What it would take to stop the Paulson stadiums caper
As we slide from a recession into a depression, readers who share our outrage at the fact that the City of Portland is about to spend $89 million to build a new minor league baseball stadium and radically change PGE Park for "major league" (in name only) soccer are asking what can be done to stop the boondoggle.
We wish we could be more encouraging. Portland ran former Mayor Tom Potter out of office for Creepy Sam, and this is just the beginning of what it is going to get as a result. Potter was criticized for "doing nothing," but compared to this, nothing looks pretty good.
The state legislature could stop the stadiums deal in its tracks, but any law it passed would have to get the governor's signature. This is Governor Ted we're talking about, who's so tight with the people who stand to profit from the thing that he's not even worth talking about in this context. You might as well ask "the Don" Mazziotti, consultant to the Paulson boys and longtime Ted ally, to stop them himself. Won't happen.
Can the voters of Portland overrule the City Council? In theory, yes, but the deck is stacked extremely heavily against them. According to the city's web page on the subject, in order to force a council ordinance onto the ballot, one needs to submit 19,335 valid signatures of legal voters from within the city limits within 30 days after the ordinance is passed. That's roughly one out of every 17 registered voters in town -- a daunting number.
One would think there will be at least a couple of ordinances passed on the Paulson stadiums deal -- the ordinance authorizing the sale of bonds would be a crucial one, but there would seemingly be others -- and a signature effort could spring up after any one of them. But it would take an enormous effort, and there would need to be both big-time money and substantial luck involved. The "business leaders" downtown tried to challenge "voter-owed elections" -- the wonderful taxpayer financing of city-level political campaigns -- this way in 2005, and they came up short on signatures.

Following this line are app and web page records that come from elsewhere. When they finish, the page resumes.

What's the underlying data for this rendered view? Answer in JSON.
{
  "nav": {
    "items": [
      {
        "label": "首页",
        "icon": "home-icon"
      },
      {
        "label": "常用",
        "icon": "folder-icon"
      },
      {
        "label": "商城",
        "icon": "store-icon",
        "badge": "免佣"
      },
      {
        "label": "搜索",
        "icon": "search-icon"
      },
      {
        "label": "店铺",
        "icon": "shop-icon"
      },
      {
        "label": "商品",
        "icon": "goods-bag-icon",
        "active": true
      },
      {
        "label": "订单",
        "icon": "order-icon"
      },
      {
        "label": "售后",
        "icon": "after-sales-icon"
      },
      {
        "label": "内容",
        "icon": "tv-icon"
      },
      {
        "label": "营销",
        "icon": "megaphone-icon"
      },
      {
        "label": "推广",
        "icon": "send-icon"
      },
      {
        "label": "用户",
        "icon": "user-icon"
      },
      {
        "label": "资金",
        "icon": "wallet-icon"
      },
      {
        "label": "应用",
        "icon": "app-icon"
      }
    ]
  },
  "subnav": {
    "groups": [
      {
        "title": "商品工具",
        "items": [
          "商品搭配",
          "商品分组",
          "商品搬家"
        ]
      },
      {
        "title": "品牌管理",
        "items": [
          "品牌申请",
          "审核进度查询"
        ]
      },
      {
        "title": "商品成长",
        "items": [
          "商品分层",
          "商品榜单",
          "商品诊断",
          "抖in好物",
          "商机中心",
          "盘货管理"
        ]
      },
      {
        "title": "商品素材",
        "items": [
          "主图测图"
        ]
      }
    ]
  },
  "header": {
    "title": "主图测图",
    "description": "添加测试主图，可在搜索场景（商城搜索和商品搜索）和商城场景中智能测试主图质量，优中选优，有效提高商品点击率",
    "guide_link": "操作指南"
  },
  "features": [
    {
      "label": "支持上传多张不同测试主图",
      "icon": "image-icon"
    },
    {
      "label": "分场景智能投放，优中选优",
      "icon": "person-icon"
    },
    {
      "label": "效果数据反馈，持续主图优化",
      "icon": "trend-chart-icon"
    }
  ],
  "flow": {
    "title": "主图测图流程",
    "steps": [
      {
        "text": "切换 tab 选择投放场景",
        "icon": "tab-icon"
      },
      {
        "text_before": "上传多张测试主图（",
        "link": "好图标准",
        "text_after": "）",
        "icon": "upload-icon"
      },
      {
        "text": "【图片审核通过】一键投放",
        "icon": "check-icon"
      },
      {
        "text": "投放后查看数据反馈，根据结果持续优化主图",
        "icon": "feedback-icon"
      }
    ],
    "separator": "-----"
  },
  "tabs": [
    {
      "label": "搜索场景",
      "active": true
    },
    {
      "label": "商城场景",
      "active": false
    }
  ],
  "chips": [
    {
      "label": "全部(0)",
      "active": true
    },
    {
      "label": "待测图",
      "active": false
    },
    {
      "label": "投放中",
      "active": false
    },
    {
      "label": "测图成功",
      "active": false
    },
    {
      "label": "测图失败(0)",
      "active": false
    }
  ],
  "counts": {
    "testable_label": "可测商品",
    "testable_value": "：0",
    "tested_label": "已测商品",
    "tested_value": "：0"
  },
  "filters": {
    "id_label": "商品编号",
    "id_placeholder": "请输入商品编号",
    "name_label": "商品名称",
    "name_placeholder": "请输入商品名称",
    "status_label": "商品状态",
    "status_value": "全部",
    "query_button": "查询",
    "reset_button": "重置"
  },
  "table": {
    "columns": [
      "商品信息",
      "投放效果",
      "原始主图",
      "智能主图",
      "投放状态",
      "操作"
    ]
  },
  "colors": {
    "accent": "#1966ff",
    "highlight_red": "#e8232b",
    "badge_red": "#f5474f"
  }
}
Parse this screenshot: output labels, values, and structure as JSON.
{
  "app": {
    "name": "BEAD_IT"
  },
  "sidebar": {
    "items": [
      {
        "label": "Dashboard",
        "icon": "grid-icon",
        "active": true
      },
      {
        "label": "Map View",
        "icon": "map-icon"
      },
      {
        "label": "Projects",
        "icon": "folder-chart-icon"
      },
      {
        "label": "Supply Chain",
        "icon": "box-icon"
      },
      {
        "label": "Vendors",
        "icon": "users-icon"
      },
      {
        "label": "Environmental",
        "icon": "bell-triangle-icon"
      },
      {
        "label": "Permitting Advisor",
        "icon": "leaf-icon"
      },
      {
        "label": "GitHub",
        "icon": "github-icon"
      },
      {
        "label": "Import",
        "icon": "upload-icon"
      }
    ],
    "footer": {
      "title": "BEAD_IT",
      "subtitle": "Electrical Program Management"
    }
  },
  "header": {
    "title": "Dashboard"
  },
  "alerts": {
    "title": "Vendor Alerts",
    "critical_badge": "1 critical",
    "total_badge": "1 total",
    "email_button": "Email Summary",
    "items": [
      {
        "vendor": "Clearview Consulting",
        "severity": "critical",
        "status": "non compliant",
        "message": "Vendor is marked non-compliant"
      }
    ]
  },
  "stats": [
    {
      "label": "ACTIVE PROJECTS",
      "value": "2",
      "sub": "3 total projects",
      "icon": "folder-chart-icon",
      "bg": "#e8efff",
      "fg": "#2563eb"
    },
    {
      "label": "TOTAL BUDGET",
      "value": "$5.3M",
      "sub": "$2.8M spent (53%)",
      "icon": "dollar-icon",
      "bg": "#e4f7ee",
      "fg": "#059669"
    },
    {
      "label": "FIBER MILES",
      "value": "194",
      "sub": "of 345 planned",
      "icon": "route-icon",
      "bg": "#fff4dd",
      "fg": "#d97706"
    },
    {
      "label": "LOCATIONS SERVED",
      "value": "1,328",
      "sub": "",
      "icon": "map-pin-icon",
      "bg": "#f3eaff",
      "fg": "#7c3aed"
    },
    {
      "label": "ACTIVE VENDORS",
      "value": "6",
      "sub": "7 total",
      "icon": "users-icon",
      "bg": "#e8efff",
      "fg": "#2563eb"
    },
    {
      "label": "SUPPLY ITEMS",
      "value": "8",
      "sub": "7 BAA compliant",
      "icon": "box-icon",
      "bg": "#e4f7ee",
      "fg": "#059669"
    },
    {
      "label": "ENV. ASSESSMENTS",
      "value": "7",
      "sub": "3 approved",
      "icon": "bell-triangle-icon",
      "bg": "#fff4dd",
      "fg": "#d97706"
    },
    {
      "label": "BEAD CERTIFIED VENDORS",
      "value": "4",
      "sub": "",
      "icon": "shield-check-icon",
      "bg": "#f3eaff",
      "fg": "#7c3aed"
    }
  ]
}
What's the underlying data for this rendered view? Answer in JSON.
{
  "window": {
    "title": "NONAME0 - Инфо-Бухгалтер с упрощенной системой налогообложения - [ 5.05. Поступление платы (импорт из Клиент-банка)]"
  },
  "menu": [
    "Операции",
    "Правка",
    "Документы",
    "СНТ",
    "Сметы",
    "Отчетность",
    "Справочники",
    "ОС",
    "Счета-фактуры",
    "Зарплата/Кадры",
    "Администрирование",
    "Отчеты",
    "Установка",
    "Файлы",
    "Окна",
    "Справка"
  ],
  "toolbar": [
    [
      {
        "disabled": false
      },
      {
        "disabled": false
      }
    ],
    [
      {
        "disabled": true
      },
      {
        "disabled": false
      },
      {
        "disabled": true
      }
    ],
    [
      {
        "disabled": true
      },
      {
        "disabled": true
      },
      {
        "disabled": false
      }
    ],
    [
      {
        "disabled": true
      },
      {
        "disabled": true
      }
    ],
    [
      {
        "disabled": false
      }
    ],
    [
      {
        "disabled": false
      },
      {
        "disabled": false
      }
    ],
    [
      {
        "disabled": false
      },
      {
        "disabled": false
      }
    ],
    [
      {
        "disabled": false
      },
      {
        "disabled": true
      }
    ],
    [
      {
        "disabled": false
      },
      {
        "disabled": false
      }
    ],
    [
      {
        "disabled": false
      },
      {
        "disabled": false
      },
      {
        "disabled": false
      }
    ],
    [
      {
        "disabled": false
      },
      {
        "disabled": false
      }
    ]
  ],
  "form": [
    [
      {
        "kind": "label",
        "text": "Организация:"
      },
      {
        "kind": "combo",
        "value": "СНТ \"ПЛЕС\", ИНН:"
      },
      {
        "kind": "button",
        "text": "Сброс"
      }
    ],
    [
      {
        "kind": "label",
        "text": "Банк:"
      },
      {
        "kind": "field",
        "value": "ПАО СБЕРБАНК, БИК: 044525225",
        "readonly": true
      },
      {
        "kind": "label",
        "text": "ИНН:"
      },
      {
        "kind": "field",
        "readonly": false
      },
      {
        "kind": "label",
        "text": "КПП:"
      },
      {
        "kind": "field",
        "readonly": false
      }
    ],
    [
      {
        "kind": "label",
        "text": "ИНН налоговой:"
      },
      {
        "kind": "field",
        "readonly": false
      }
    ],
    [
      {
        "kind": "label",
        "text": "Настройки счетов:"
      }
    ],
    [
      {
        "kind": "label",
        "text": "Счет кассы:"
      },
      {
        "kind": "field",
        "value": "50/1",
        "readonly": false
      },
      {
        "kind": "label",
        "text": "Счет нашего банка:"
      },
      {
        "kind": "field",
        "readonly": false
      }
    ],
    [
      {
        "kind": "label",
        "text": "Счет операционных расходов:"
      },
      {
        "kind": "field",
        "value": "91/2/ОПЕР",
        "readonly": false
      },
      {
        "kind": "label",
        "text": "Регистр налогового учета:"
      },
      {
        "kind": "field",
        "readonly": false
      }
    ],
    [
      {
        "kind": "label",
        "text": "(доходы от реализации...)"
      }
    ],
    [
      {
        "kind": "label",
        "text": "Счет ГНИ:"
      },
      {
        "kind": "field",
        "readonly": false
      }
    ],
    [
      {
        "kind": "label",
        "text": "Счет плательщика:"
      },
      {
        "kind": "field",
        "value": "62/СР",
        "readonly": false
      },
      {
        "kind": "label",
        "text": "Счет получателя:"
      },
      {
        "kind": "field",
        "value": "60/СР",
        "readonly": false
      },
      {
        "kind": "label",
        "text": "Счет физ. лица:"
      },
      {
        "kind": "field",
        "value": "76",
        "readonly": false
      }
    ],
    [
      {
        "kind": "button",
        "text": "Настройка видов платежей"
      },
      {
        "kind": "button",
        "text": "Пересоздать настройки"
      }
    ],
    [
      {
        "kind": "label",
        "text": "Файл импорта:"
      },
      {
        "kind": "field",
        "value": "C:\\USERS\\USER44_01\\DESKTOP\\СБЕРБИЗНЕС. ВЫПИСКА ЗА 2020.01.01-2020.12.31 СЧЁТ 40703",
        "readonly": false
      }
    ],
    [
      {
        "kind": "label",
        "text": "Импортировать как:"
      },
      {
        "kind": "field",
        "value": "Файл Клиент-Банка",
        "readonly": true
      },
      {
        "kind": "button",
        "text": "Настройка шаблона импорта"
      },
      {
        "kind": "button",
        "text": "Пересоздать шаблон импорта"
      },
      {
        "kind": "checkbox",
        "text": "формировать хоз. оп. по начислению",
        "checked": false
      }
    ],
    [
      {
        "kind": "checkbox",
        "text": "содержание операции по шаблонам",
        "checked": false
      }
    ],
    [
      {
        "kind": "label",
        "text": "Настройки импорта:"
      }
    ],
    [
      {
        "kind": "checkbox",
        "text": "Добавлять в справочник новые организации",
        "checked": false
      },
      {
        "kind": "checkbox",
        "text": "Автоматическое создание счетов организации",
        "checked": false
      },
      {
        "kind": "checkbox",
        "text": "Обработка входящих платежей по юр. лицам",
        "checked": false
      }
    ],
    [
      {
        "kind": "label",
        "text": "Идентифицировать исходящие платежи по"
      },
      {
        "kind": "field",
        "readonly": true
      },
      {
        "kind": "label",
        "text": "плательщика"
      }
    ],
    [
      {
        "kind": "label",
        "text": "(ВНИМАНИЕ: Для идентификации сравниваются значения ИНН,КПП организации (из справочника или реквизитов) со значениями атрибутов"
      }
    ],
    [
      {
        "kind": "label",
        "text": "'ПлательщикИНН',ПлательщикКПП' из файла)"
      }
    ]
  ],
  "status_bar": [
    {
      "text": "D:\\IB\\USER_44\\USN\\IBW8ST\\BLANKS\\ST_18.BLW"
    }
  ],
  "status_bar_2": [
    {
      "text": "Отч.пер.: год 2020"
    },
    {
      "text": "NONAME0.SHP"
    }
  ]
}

That's not to say it's impossible. If the Multnomah County leadership had any pulse whatsoever, it would immediately declare its opposition to Paulson and work, officially or unofficially, to get the voters a crack at this. The dudes who want a Convention Center hotel should chip in, because with this deal the financing for their shangri-la is dead. Throw in the public schools people who will lose lots of money under the Paulson property tax grab, and you might have a shot. But it would have to be one heck of a historic month.
Contrast this with what it would take to put a recall of the mayor or a city commissioner on the ballot. That one takes 32,183 signatures, but you get 90 days to collect them. If you're going to be out there in the rain, why not go after the root of the problem, rather than the latest symptom? Think of all the fun you could have collecting signatures against Fireman Randy from the duct tape people at the Rose Parade -- if it isn't cancelled for streetcar construction, that is. That guy gets you coming and going.
Another possible roadblock could be thrown up by the pending legal action that has the city's Pearl District and "satellite" urban renewal shenanigans on hold. At some point, a judge in that case may decide to make Portland actually live up to the letter and spirit of the state laws on urban renewal -- as opposed to laughing out loud while it freely disregards them. Perhaps such a ruling would put a damper on the Paulson plan.
Last but not least, it might be a good move for concerned Portlanders to start a letter-writing campaign to the "commissioner" of the "major" soccer league, letting him know that the opposition in Portland is bitter, organized, and prepared to make a lot of trouble for any franchise that is brought here. "We will fight you in the legislature, we will fight you with referendum petitions, we will fight you in the courthouse, we will boycott your games," etc. Maybe they'll give the team to some other city. And after all, if Paulson doesn't get his soccer franchise, this whole deal goes away, and probably he does too.